[Website and app data records]
__________________________________________________
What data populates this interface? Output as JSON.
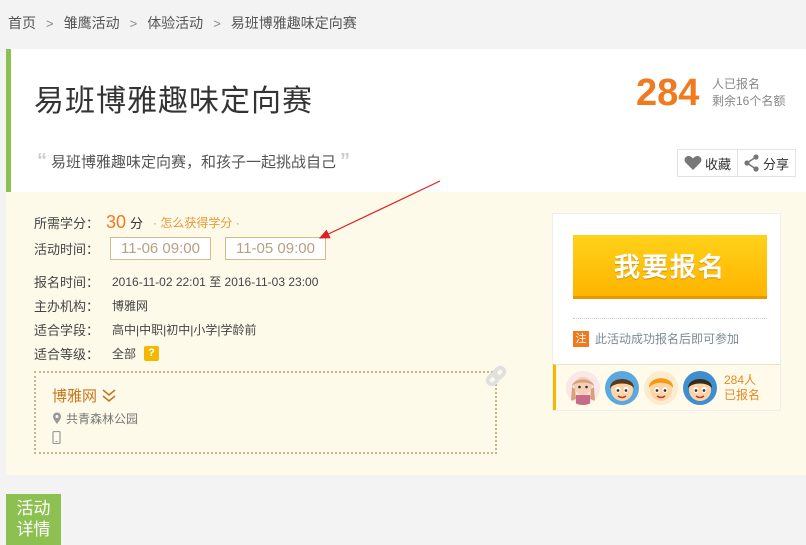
{
  "breadcrumb": {
    "items": [
      "首页",
      "雏鹰活动",
      "体验活动",
      "易班博雅趣味定向赛"
    ],
    "separator": ">"
  },
  "header": {
    "title": "易班博雅趣味定向赛",
    "subtitle": "易班博雅趣味定向赛，和孩子一起挑战自己",
    "registered_count": "284",
    "registered_label": "人已报名",
    "remaining_label": "剩余16个名额"
  },
  "actions": {
    "favorite_label": "收藏",
    "share_label": "分享"
  },
  "info": {
    "credit_label": "所需学分：",
    "credit_value": "30",
    "credit_unit": "分",
    "credit_link": "· 怎么获得学分 ·",
    "activity_time_label": "活动时间：",
    "activity_time_start": "11-06 09:00",
    "activity_time_end": "11-05 09:00",
    "signup_time_label": "报名时间：",
    "signup_time_value": "2016-11-02 22:01 至 2016-11-03 23:00",
    "organizer_label": "主办机构：",
    "organizer_value": "博雅网",
    "grade_label": "适合学段：",
    "grade_value": "高中|中职|初中|小学|学龄前",
    "level_label": "适合等级：",
    "level_value": "全部",
    "level_help": "?"
  },
  "org": {
    "name": "博雅网",
    "location": "共青森林公园"
  },
  "signup": {
    "button_label": "我要报名",
    "note_badge": "注",
    "note_text": "此活动成功报名后即可参加",
    "avatars_count_line1": "284人",
    "avatars_count_line2": "已报名"
  },
  "tabs": {
    "detail_line1": "活动",
    "detail_line2": "详情"
  },
  "colors": {
    "accent_orange": "#f07a20",
    "accent_green": "#8cc152",
    "button_yellow": "#ffc300",
    "panel_cream": "#fefaea"
  }
}
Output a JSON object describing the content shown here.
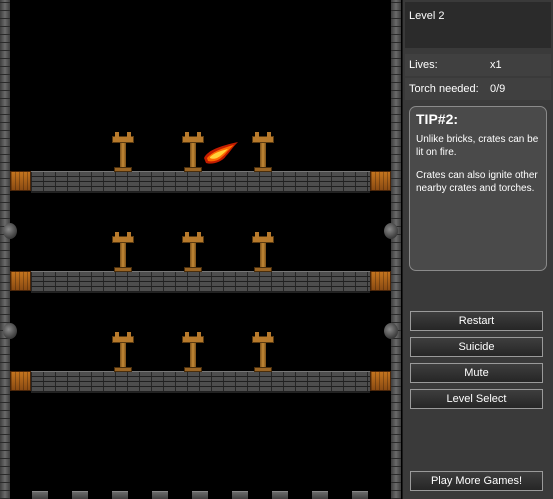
{
  "hud": {
    "level": "Level 2",
    "lives_label": "Lives:",
    "lives_value": "x1",
    "torch_label": "Torch needed:",
    "torch_value": "0/9"
  },
  "tip": {
    "title": "TIP#2:",
    "paragraphs": [
      "Unlike bricks, crates can be lit on fire.",
      "Crates can also ignite other nearby crates and torches."
    ]
  },
  "buttons": {
    "restart": "Restart",
    "suicide": "Suicide",
    "mute": "Mute",
    "level_select": "Level Select",
    "play_more": "Play More Games!"
  },
  "colors": {
    "panel_bg": "#3a3a3a",
    "crate": "#c4741e",
    "torch": "#b77a2c",
    "fire": "#ff9a1a"
  },
  "game": {
    "platforms": 3,
    "torches_per_platform": 3,
    "torches_lit": 0,
    "fireball_present": true
  }
}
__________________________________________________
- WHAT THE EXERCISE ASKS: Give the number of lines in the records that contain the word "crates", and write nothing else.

- REPLY TO THE TASK: 2